Democrats are increasingly clamoring for President Barack Obama to use his authority to reinterpret a foreign aid law to allow for U.S. funds to be used to provide abortions to women who have been raped in conflict zones.
Led by Sen. Richard Blumenthal of Connecticut, 28 Democratic senators signed a letter to the president on Thursday urging him to relax the official interpretation of the Helms Amendment, a 1973 measure that forbids U.S. foreign assistance be used to pay for abortions “as a method of family planning.” In August, 81 Democratic House members raised a similar call in their own letter to Obama.
Democrats, women’s rights groups and faith-based humanitarian groups argue there is room to interpret the Helms Amendment as allowing abortions in the case of rape, incest or where the mother’s life is at risk.
“We write to express our deep concern for the reproductive health of women and girls who are kidnapped, enslaved, tortured, raped, and impregnated in conflict-affected zones worldwide,” the senators wrote this week. “Rape is increasingly used as a tool of warfare to destabilize communities, exert control over women and girls, and in some cases purposely impregnate them, as executed by Boko Haram in Nigeria and the Islamic State of Iraq and the Levant in Syria and Iraq.”
The senators called for Obama to issue a clarification to government agencies on the Helms Amendment to the Foreign Assistance Act of 1973 (PL 93-189) that would permit them to support safe abortion services in instances of rape, incest or to save the mother’s life.
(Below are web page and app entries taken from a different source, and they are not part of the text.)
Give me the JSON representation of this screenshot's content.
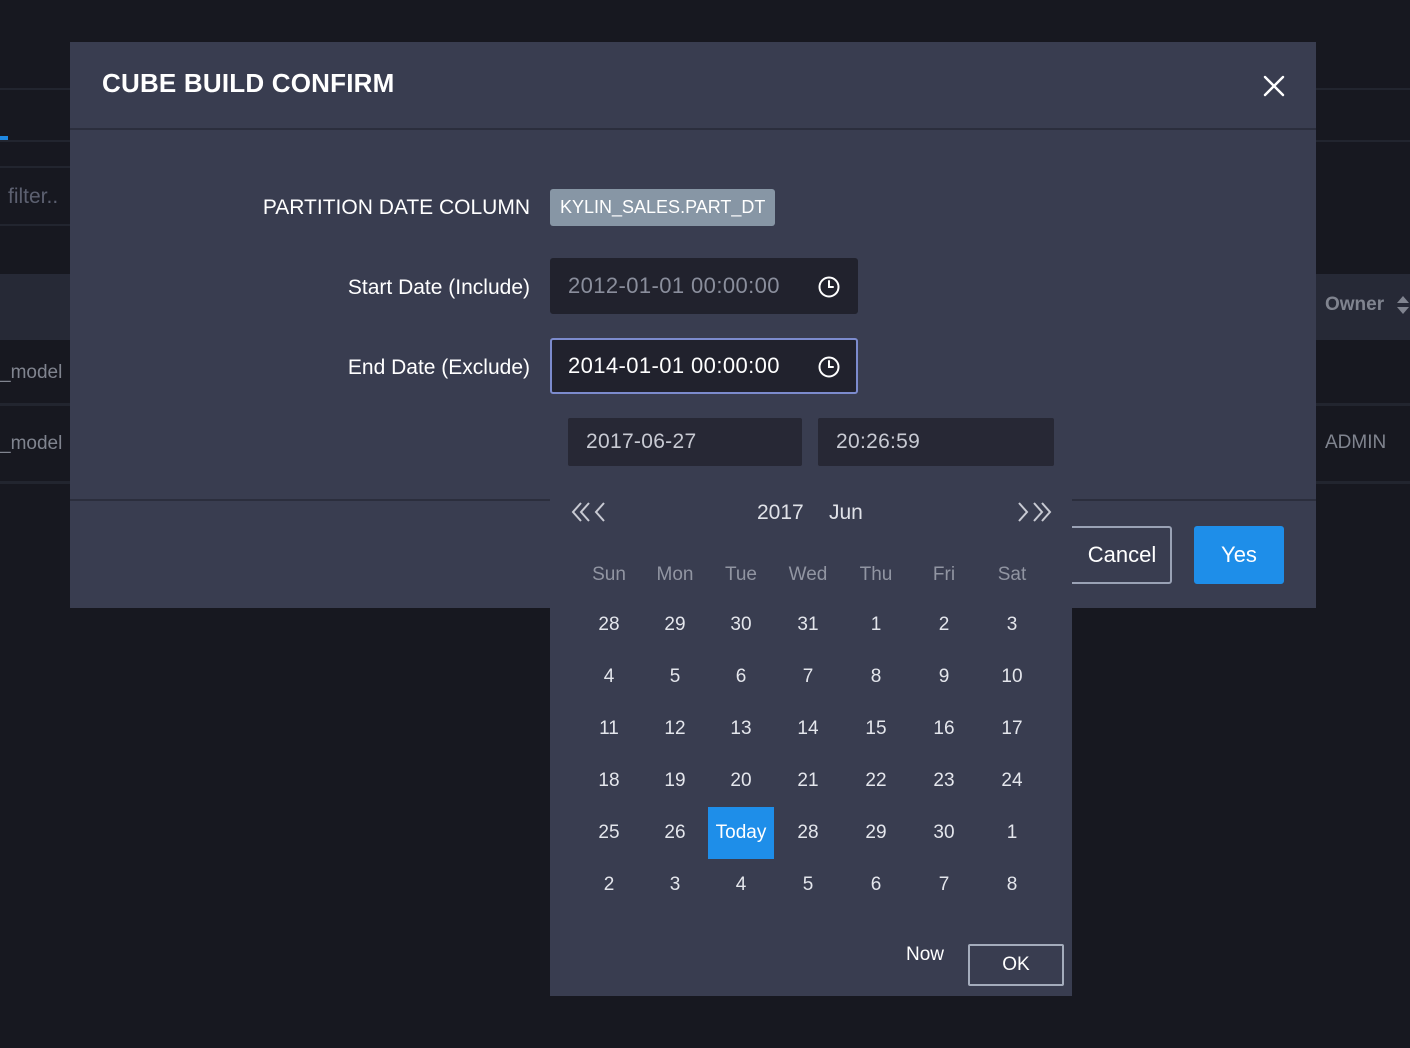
{
  "background": {
    "filter_placeholder": "filter..",
    "column_owner": "Owner",
    "rows": [
      {
        "name": "_model",
        "owner": ""
      },
      {
        "name": "_model",
        "owner": "ADMIN"
      }
    ]
  },
  "modal": {
    "title": "CUBE BUILD CONFIRM",
    "close_icon": "close-icon",
    "partition_label": "PARTITION DATE COLUMN",
    "partition_value": "KYLIN_SALES.PART_DT",
    "start_label": "Start Date (Include)",
    "start_value": "2012-01-01 00:00:00",
    "end_label": "End Date (Exclude)",
    "end_value": "2014-01-01 00:00:00",
    "cancel_label": "Cancel",
    "yes_label": "Yes"
  },
  "picker": {
    "date_value": "2017-06-27",
    "time_value": "20:26:59",
    "year": "2017",
    "month": "Jun",
    "weekdays": [
      "Sun",
      "Mon",
      "Tue",
      "Wed",
      "Thu",
      "Fri",
      "Sat"
    ],
    "weeks": [
      [
        "28",
        "29",
        "30",
        "31",
        "1",
        "2",
        "3"
      ],
      [
        "4",
        "5",
        "6",
        "7",
        "8",
        "9",
        "10"
      ],
      [
        "11",
        "12",
        "13",
        "14",
        "15",
        "16",
        "17"
      ],
      [
        "18",
        "19",
        "20",
        "21",
        "22",
        "23",
        "24"
      ],
      [
        "25",
        "26",
        "Today",
        "28",
        "29",
        "30",
        "1"
      ],
      [
        "2",
        "3",
        "4",
        "5",
        "6",
        "7",
        "8"
      ]
    ],
    "today_label": "Today",
    "now_label": "Now",
    "ok_label": "OK"
  },
  "colors": {
    "accent": "#1e8ee9",
    "modal_bg": "#393d50",
    "input_bg": "#21222d",
    "tag_bg": "#8796a5"
  }
}
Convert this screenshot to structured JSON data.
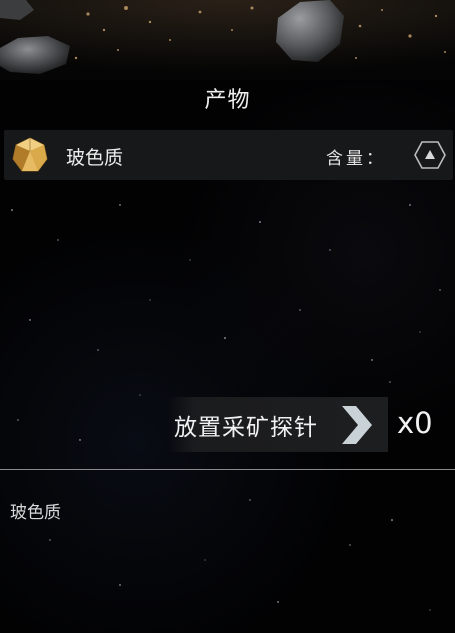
{
  "panel": {
    "title": "产物"
  },
  "resource": {
    "name": "玻色质",
    "content_label": "含量：",
    "gem_icon": "gem-icon",
    "content_indicator_icon": "hexagon-triangle-icon"
  },
  "probe": {
    "label": "放置采矿探针",
    "count": "x0",
    "action_icon": "chevron-right-icon"
  },
  "description": {
    "text": "玻色质"
  },
  "colors": {
    "background": "#020203",
    "row_background": "#17181a",
    "button_background": "#1d1e20",
    "divider": "#8a8a8a",
    "gem_gold": "#d9a94a",
    "chevron": "#c9d2d6"
  }
}
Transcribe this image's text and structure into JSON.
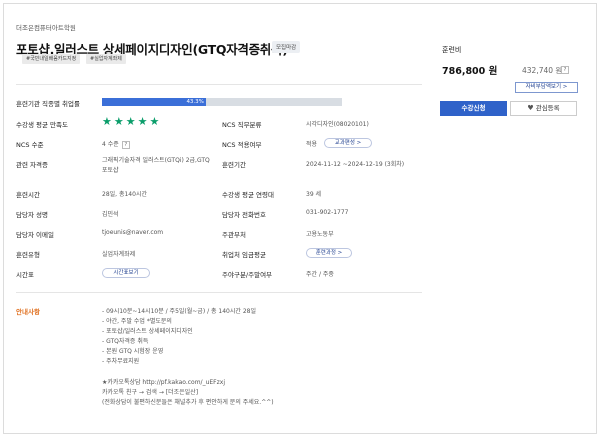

House lawmakers in their letter said the current interpretation of the Helms Amendment was out of step with more recent congressional directives, which in fiscal 2013 and fiscal 2015 respectively extended federal coverage for abortion services to women in the armed services and the Peace Corps who had been raped or met the other two special exceptions.
“We encourage you to take this opportunity to ensure that the U.S. is correctly implementing the Helms Amendment,” the House members wrote. “The clarification we seek would require only the use of existing authority, and would not interfere with sovereign local laws.”
“For us, this is really a critical next step in really putting the pressure on the White House,” said Serra Sippel, president of the Center for Health and Gender Equity, which has been organizing support for a relaxation of the Helms Amendment.
Sippel noted that momentum has been building all year for a change, with mounting calls from House and Senate lawmakers, religious leaders and rape survivors.
“As advocates, we are optimistic that the White House will act. Time is running out [on the Obama administration] but we still feel like there is time for this president to act and do the right thing.”
National Security Council spokesman Peter Boogaard defended the president’s actions thus far, telling CQ the White House “will continue to work in consultation with Congress on the full spectrum of issues relating to this vitally important mission.”